It is important to come back to the earth after years of air travel. When Camille explained these feelings to me, I envisioned a stretching motion of the body: pushing into the ground while also keeping your head high and hopeful—still that unique airy you, just more balanced and aware.

As I said goodbye to Camille, my heart felt full with joy, but conflicted in letting go. In the last hour, I had fallen in love with this person, this moment, and now needed to go back to the outside world. Leaving it at that was surprisingly satisfying. I may never see this person again, but I was going to drink up the love without conditions or doubt. My first walk was complete in every way.IMG_8690

I Want to Hold Your Hand

cropped-cropped-img_5378.jpg

Late-night perusing Tinder profile pics, swiping right with a slightly boozed daze of desperation…It’s the middle of January and I’ve had more dates with people I’ve met online than I can remember. The city is cold, but buzzing with New Year resolutions. I’m on a date with a charming (and possibly closeted) young man, when, midway through our post-Bourbon wandering down 2nd Ave, I suddenly ask to hold his hand.  So here we are: two fruit cakes without anywhere to go or be—who haphazardly fell for each other’s cyber charm—holding hands around Tompkins Square Park.

This may be where it all began. I had certainly always desired something more from dates and even from outings with my friends, but up until then, I did not realize what it was that I was craving. I remember and loved this date for how un-date-like it was. We were lonely, we wanted to touch. We held the moment in our hands.
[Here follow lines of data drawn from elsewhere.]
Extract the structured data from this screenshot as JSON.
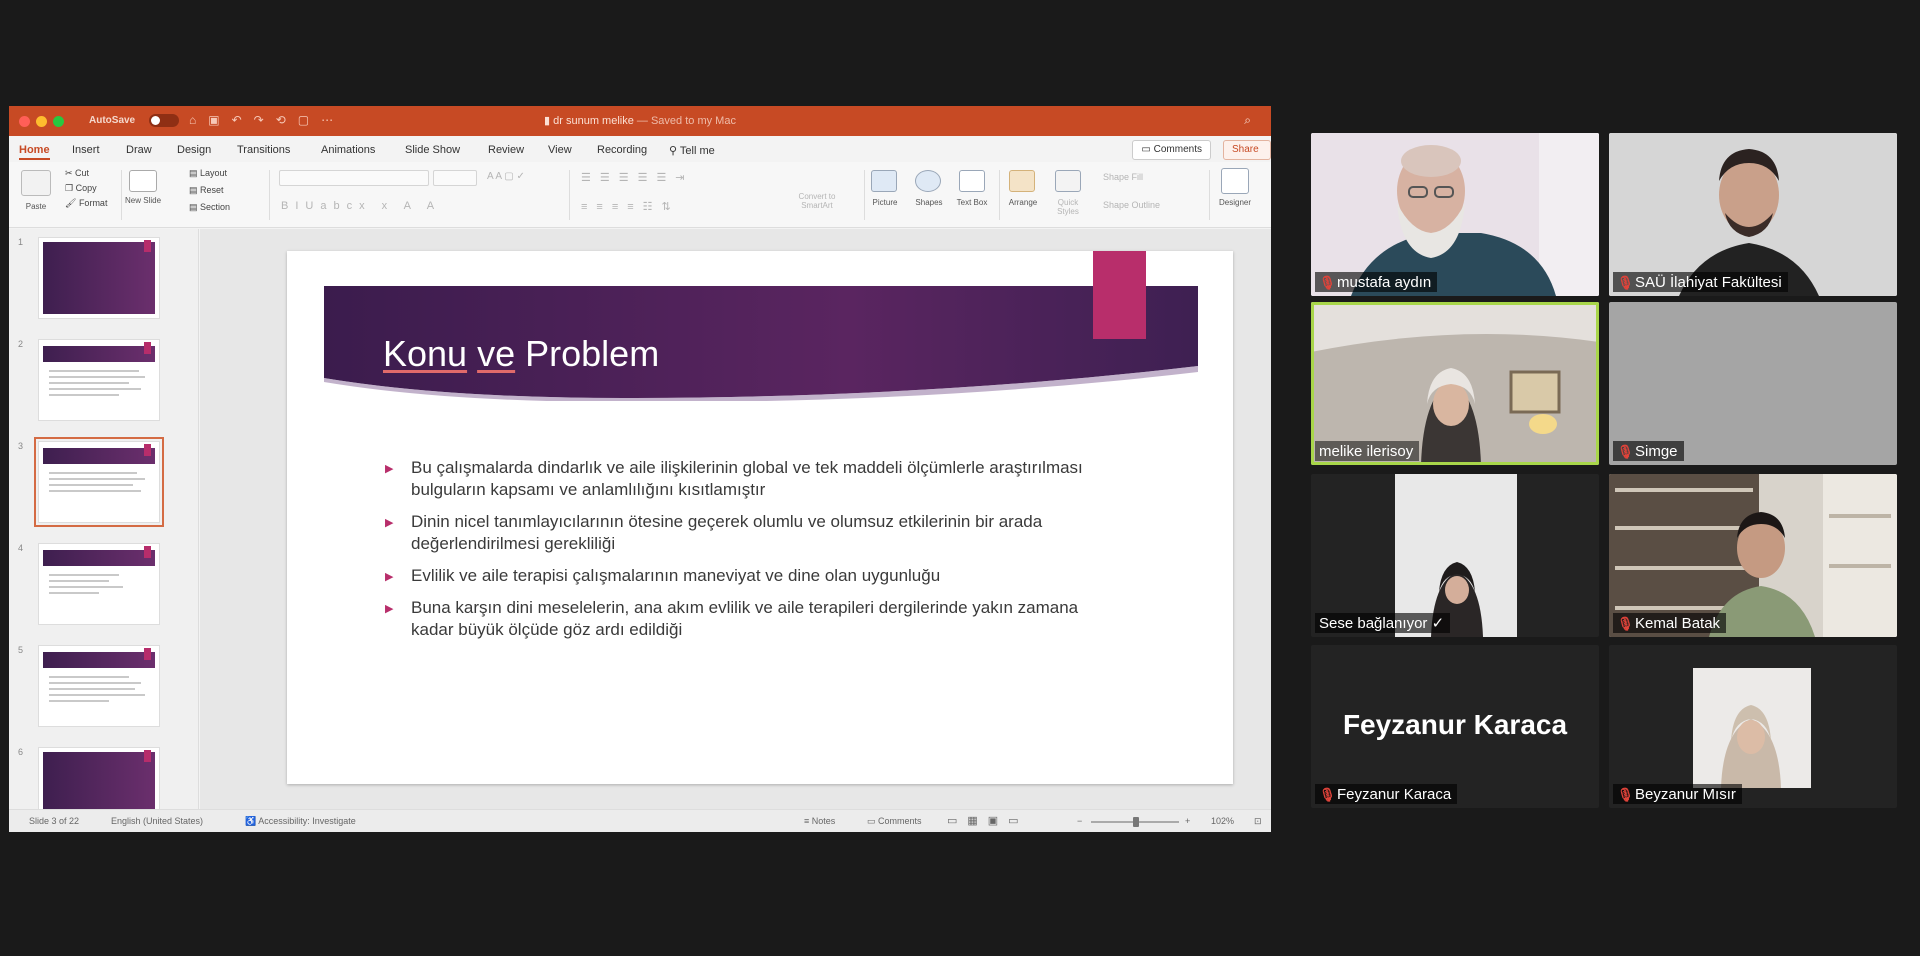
{
  "powerpoint": {
    "titlebar": {
      "autosave_label": "AutoSave",
      "autosave_state": "OFF",
      "document_title": "dr sunum melike",
      "saved_status": "— Saved to my Mac"
    },
    "tabs": [
      "Home",
      "Insert",
      "Draw",
      "Design",
      "Transitions",
      "Animations",
      "Slide Show",
      "Review",
      "View",
      "Recording",
      "Tell me"
    ],
    "active_tab": "Home",
    "comments_button": "Comments",
    "share_button": "Share",
    "ribbon": {
      "paste": "Paste",
      "cut": "Cut",
      "copy": "Copy",
      "format": "Format",
      "new_slide": "New Slide",
      "layout": "Layout",
      "reset": "Reset",
      "section": "Section",
      "convert_smartart": "Convert to SmartArt",
      "picture": "Picture",
      "shapes": "Shapes",
      "text_box": "Text Box",
      "arrange": "Arrange",
      "quick_styles": "Quick Styles",
      "shape_fill": "Shape Fill",
      "shape_outline": "Shape Outline",
      "designer": "Designer"
    },
    "thumbnails": [
      {
        "num": "1"
      },
      {
        "num": "2"
      },
      {
        "num": "3"
      },
      {
        "num": "4"
      },
      {
        "num": "5"
      },
      {
        "num": "6"
      }
    ],
    "selected_slide": 3,
    "slide": {
      "title_part1": "Konu",
      "title_part2": "ve",
      "title_part3": "Problem",
      "bullets": [
        "Bu çalışmalarda dindarlık ve aile ilişkilerinin global ve tek maddeli ölçümlerle araştırılması bulguların kapsamı ve anlamlılığını kısıtlamıştır",
        "Dinin nicel tanımlayıcılarının ötesine geçerek olumlu ve olumsuz etkilerinin bir arada değerlendirilmesi gerekliliği",
        "Evlilik ve aile terapisi çalışmalarının maneviyat ve dine olan uygunluğu",
        "Buna karşın dini meselelerin, ana akım evlilik ve aile terapileri dergilerinde yakın zamana kadar büyük ölçüde göz ardı edildiği"
      ]
    },
    "statusbar": {
      "slide_info": "Slide 3 of 22",
      "language": "English (United States)",
      "accessibility": "Accessibility: Investigate",
      "notes": "Notes",
      "comments": "Comments",
      "zoom": "102%"
    }
  },
  "participants": [
    {
      "name": "mustafa aydın",
      "muted": true,
      "video": true
    },
    {
      "name": "SAÜ İlahiyat Fakültesi",
      "muted": true,
      "video": true
    },
    {
      "name": "melike ilerisoy",
      "muted": false,
      "video": true,
      "speaking": true
    },
    {
      "name": "Simge",
      "muted": true,
      "video": false
    },
    {
      "name": "Sese bağlanıyor",
      "muted": false,
      "video": true,
      "status_icon": "check-icon"
    },
    {
      "name": "Kemal Batak",
      "muted": true,
      "video": true
    },
    {
      "name": "Feyzanur Karaca",
      "muted": true,
      "video": false,
      "display_name": "Feyzanur Karaca"
    },
    {
      "name": "Beyzanur Mısır",
      "muted": true,
      "video": true
    }
  ],
  "colors": {
    "ppt_accent": "#c74a24",
    "slide_banner": "#4a2358",
    "slide_tag": "#b82e6b",
    "speaker_outline": "#a8d64a",
    "mute_red": "#e0433a"
  }
}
The touching of hands is electric, strange, and necessary. Unfortunately, interpersonal intimacy—even with those closest to us—can run dry in today’s digital glow. A Hold 2 Hold Project is rooted in our desire and need to connect. While our phones and computers act as incredibly efficient tools for communication, we have become more and more “out of touch” (quite literally) with one another.
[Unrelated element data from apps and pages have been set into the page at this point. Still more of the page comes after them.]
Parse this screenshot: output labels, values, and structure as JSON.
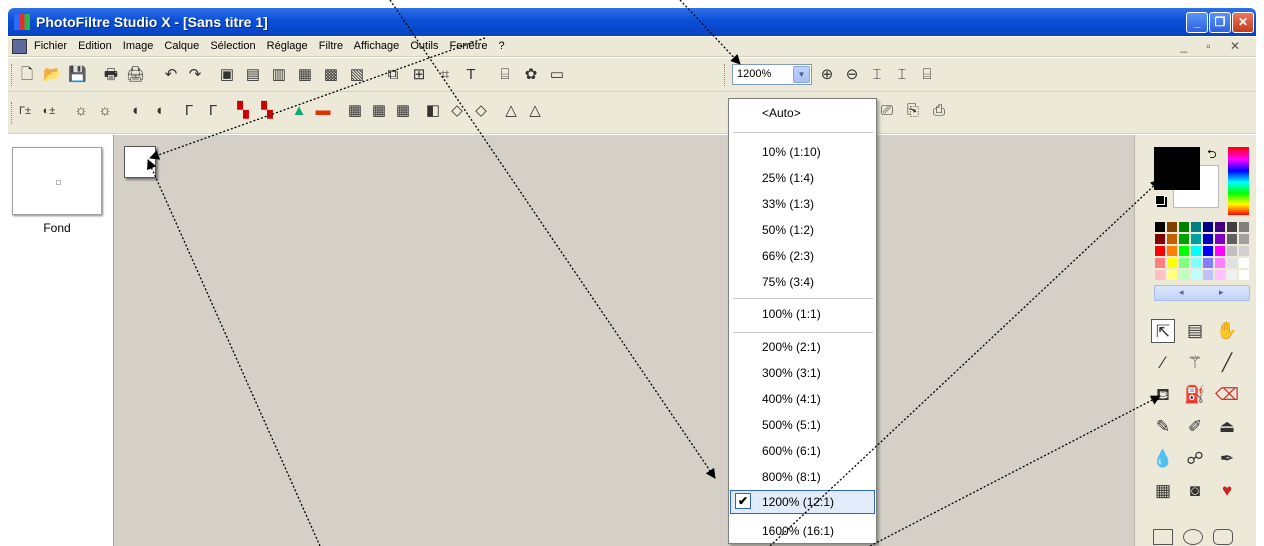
{
  "window": {
    "title": "PhotoFiltre Studio X - [Sans titre 1]",
    "minimize_icon": "minimize-icon",
    "restore_icon": "restore-icon",
    "close_icon": "close-icon"
  },
  "menu": {
    "items": [
      "Fichier",
      "Edition",
      "Image",
      "Calque",
      "Sélection",
      "Réglage",
      "Filtre",
      "Affichage",
      "Outils",
      "Fenêtre",
      "?"
    ]
  },
  "toolbar": {
    "zoom_value": "1200%"
  },
  "layers": {
    "items": [
      {
        "name": "Fond"
      }
    ]
  },
  "zoom_menu": {
    "items": [
      "<Auto>",
      "10%  (1:10)",
      "25%  (1:4)",
      "33%  (1:3)",
      "50%  (1:2)",
      "66%  (2:3)",
      "75%  (3:4)",
      "100%  (1:1)",
      "200%  (2:1)",
      "300%  (3:1)",
      "400%  (4:1)",
      "500%  (5:1)",
      "600%  (6:1)",
      "800%  (8:1)",
      "1200%  (12:1)",
      "1600%  (16:1)"
    ],
    "selected": "1200%  (12:1)"
  },
  "colors": {
    "foreground": "#000000",
    "background": "#ffffff",
    "titlebar": "#0a4fd8",
    "workspace": "#d4d0c8",
    "selection_border": "#3165c5"
  }
}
Out of this immense feeling of loneliness, and in dealing with my own personal issues of timidity, came the idea to walk with strangers in parks while holding their hands. A concept so simple and strange, but one that feels so right and real.
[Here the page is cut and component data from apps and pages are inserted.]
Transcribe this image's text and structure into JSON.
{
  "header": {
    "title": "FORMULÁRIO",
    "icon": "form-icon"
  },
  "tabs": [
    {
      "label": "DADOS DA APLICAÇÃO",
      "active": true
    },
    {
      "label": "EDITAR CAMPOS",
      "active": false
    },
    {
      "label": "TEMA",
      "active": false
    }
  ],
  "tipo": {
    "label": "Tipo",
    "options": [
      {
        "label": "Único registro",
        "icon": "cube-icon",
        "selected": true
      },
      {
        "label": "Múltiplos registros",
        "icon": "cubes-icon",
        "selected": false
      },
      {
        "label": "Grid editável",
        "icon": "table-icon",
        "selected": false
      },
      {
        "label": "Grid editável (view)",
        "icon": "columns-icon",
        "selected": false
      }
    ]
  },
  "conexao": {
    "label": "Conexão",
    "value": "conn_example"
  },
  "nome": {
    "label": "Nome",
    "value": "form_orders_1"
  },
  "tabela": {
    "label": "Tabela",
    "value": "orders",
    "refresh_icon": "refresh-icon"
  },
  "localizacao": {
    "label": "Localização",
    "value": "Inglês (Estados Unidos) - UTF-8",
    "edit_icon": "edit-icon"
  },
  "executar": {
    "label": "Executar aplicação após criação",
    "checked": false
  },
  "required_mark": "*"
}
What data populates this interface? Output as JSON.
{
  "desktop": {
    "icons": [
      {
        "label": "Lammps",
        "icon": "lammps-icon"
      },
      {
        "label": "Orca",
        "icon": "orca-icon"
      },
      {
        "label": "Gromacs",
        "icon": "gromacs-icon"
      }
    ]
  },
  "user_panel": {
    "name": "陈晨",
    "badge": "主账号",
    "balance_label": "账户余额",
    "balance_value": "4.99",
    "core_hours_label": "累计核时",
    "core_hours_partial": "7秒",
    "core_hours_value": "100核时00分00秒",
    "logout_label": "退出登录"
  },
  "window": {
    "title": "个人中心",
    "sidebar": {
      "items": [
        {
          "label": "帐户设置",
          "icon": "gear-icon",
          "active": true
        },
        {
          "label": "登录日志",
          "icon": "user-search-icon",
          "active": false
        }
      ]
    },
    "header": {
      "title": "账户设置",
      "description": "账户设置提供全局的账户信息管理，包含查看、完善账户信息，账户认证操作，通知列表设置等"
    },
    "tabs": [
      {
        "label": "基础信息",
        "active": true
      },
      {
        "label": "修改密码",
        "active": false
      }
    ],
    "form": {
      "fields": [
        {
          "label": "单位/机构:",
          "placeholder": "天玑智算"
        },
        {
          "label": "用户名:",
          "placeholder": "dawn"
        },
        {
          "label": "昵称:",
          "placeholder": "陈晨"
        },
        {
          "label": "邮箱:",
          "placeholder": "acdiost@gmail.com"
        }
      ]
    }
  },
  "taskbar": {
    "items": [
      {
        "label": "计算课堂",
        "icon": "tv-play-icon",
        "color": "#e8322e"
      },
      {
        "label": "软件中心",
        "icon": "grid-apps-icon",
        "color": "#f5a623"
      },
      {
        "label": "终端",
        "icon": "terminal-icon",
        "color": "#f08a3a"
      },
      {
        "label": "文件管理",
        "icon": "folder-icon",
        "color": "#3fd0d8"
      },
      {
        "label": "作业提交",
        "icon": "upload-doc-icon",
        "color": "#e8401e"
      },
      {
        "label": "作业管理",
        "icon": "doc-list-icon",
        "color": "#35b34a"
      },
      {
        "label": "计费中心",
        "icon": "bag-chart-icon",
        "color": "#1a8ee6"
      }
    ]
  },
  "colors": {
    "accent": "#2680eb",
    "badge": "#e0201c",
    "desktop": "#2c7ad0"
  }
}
Admittedly the project, was and is, first about me and my way of challenging social boundaries and confronting my own fears. But as I continue to write, and walk and talk with people, I have realized that the project is not just about me.

This project is about vulnerability. About simple acts of kindness, of walking, of talking, of holding… It is about asking first; engaging in active forms of consent; facing the possibility of rejection (and not taking it personally); allowing things to progress gradually & let be.

Echoing a Peripatetic tradition of Aristotle’s philosophic wanderings, A Hand 2 Hold Project is a practice, a movement, an offering & moment of shared intimacy.

I’ve never been very good at saying hello, even worse at letting go. This project is exposing. It’s awkward, and I am afraid. Indeed, most offerings hold a certain level of discomfort or fear of rejection. But on the other side of fear,  is life—and I feel very much alive when talking to strangers. My greatest wish would be that others begin their own hand holding adventures, and that people feel encouraged to reach out to folks that they wouldn’t necessarily immediately think of as potential walking partners.

Finding the courage to say, “I want to hold your hand” is a great sign of peace and love, something that can be used and practiced with loved ones as much as strangers who may be in need of support.

Oh yeah I tell you somethin’
I think you’ll understand
When I say that somethin’
I want to hold your hand

……………………………………………………………………………………………………………………………………..

Thank you so much for visiting my page and for reading this first introductory post.

I hope to see or hear from you soon, and to be able to offer my hand to hold.

Contact ToHoldAHand@gmail.com for more information or to share your own hand holding stories.

Instagram/Twitter @AHand2Hold #AH2H #toholdahand #ahand2hold